■ EXERCISE: Every line of the material is to be reproduced verbatim.

■ DATA LISTING:
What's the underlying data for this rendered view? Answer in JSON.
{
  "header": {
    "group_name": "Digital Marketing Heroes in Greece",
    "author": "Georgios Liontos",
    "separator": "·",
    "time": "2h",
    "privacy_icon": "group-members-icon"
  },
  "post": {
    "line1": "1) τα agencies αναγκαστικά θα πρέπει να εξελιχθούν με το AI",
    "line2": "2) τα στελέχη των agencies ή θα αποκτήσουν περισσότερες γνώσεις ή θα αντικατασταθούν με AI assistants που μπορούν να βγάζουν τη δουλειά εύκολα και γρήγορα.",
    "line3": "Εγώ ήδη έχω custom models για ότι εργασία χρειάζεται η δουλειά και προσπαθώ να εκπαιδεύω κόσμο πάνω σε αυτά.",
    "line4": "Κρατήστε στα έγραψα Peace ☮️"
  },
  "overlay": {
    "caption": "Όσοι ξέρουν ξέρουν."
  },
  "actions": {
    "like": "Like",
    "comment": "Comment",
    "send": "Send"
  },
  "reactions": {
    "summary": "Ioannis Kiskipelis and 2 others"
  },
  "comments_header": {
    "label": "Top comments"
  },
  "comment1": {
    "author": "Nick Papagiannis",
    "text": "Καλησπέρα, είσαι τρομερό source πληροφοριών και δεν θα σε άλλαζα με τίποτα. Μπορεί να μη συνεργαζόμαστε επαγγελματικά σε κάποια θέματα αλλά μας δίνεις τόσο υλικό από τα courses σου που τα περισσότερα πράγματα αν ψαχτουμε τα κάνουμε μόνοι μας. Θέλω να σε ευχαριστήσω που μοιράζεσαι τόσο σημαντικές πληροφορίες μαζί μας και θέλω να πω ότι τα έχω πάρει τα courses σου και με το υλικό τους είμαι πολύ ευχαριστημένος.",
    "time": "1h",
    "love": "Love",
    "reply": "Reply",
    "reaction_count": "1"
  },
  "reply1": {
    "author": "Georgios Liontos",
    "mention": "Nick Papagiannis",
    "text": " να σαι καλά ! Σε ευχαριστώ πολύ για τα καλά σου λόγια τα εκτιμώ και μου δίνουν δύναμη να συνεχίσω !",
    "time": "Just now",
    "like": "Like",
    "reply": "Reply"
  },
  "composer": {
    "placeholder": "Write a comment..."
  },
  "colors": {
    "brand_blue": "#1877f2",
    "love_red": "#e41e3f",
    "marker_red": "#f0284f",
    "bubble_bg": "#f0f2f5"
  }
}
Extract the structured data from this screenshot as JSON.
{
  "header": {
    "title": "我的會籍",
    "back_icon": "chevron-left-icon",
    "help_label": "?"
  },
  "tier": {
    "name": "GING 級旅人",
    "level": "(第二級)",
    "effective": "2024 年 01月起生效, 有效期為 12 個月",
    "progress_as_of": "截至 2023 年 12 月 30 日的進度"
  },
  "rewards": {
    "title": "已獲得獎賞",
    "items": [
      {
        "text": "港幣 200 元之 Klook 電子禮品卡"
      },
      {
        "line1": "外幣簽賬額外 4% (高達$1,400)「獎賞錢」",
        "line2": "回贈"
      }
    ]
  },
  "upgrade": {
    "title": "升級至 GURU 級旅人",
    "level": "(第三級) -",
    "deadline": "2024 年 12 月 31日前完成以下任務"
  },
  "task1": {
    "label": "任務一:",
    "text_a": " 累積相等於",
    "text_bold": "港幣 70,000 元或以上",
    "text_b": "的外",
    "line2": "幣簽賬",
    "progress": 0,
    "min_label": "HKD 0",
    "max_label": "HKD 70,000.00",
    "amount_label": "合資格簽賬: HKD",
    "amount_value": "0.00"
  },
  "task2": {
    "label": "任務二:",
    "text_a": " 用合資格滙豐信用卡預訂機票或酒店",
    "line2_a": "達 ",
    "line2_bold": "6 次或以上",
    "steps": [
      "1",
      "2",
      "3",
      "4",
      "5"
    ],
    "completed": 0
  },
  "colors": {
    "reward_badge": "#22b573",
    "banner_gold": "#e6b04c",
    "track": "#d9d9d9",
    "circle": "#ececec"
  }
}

■ ANSWER TO THIS EXERCISE:
What's the underlying data for this rendered view? Answer in JSON.
{
  "header": {
    "group_name": "Digital Marketing Heroes in Greece",
    "author": "Georgios Liontos",
    "separator": "·",
    "time": "2h",
    "privacy_icon": "group-members-icon"
  },
  "post": {
    "line1": "1) τα agencies αναγκαστικά θα πρέπει να εξελιχθούν με το AI",
    "line2": "2) τα στελέχη των agencies ή θα αποκτήσουν περισσότερες γνώσεις ή θα αντικατασταθούν με AI assistants που μπορούν να βγάζουν τη δουλειά εύκολα και γρήγορα.",
    "line3": "Εγώ ήδη έχω custom models για ότι εργασία χρειάζεται η δουλειά και προσπαθώ να εκπαιδεύω κόσμο πάνω σε αυτά.",
    "line4": "Κρατήστε στα έγραψα Peace ☮️"
  },
  "overlay": {
    "caption": "Όσοι ξέρουν ξέρουν."
  },
  "actions": {
    "like": "Like",
    "comment": "Comment",
    "send": "Send"
  },
  "reactions": {
    "summary": "Ioannis Kiskipelis and 2 others"
  },
  "comments_header": {
    "label": "Top comments"
  },
  "comment1": {
    "author": "Nick Papagiannis",
    "text": "Καλησπέρα, είσαι τρομερό source πληροφοριών και δεν θα σε άλλαζα με τίποτα. Μπορεί να μη συνεργαζόμαστε επαγγελματικά σε κάποια θέματα αλλά μας δίνεις τόσο υλικό από τα courses σου που τα περισσότερα πράγματα αν ψαχτουμε τα κάνουμε μόνοι μας. Θέλω να σε ευχαριστήσω που μοιράζεσαι τόσο σημαντικές πληροφορίες μαζί μας και θέλω να πω ότι τα έχω πάρει τα courses σου και με το υλικό τους είμαι πολύ ευχαριστημένος.",
    "time": "1h",
    "love": "Love",
    "reply": "Reply",
    "reaction_count": "1"
  },
  "reply1": {
    "author": "Georgios Liontos",
    "mention": "Nick Papagiannis",
    "text": " να σαι καλά ! Σε ευχαριστώ πολύ για τα καλά σου λόγια τα εκτιμώ και μου δίνουν δύναμη να συνεχίσω !",
    "time": "Just now",
    "like": "Like",
    "reply": "Reply"
  },
  "composer": {
    "placeholder": "Write a comment..."
  },
  "colors": {
    "brand_blue": "#1877f2",
    "love_red": "#e41e3f",
    "marker_red": "#f0284f",
    "bubble_bg": "#f0f2f5"
  }
}
Extract the structured data from this screenshot as JSON.
{
  "header": {
    "title": "我的會籍",
    "back_icon": "chevron-left-icon",
    "help_label": "?"
  },
  "tier": {
    "name": "GING 級旅人",
    "level": "(第二級)",
    "effective": "2024 年 01月起生效, 有效期為 12 個月",
    "progress_as_of": "截至 2023 年 12 月 30 日的進度"
  },
  "rewards": {
    "title": "已獲得獎賞",
    "items": [
      {
        "text": "港幣 200 元之 Klook 電子禮品卡"
      },
      {
        "line1": "外幣簽賬額外 4% (高達$1,400)「獎賞錢」",
        "line2": "回贈"
      }
    ]
  },
  "upgrade": {
    "title": "升級至 GURU 級旅人",
    "level": "(第三級) -",
    "deadline": "2024 年 12 月 31日前完成以下任務"
  },
  "task1": {
    "label": "任務一:",
    "text_a": " 累積相等於",
    "text_bold": "港幣 70,000 元或以上",
    "text_b": "的外",
    "line2": "幣簽賬",
    "progress": 0,
    "min_label": "HKD 0",
    "max_label": "HKD 70,000.00",
    "amount_label": "合資格簽賬: HKD",
    "amount_value": "0.00"
  },
  "task2": {
    "label": "任務二:",
    "text_a": " 用合資格滙豐信用卡預訂機票或酒店",
    "line2_a": "達 ",
    "line2_bold": "6 次或以上",
    "steps": [
      "1",
      "2",
      "3",
      "4",
      "5"
    ],
    "completed": 0
  },
  "colors": {
    "reward_badge": "#22b573",
    "banner_gold": "#e6b04c",
    "track": "#d9d9d9",
    "circle": "#ececec"
  }
}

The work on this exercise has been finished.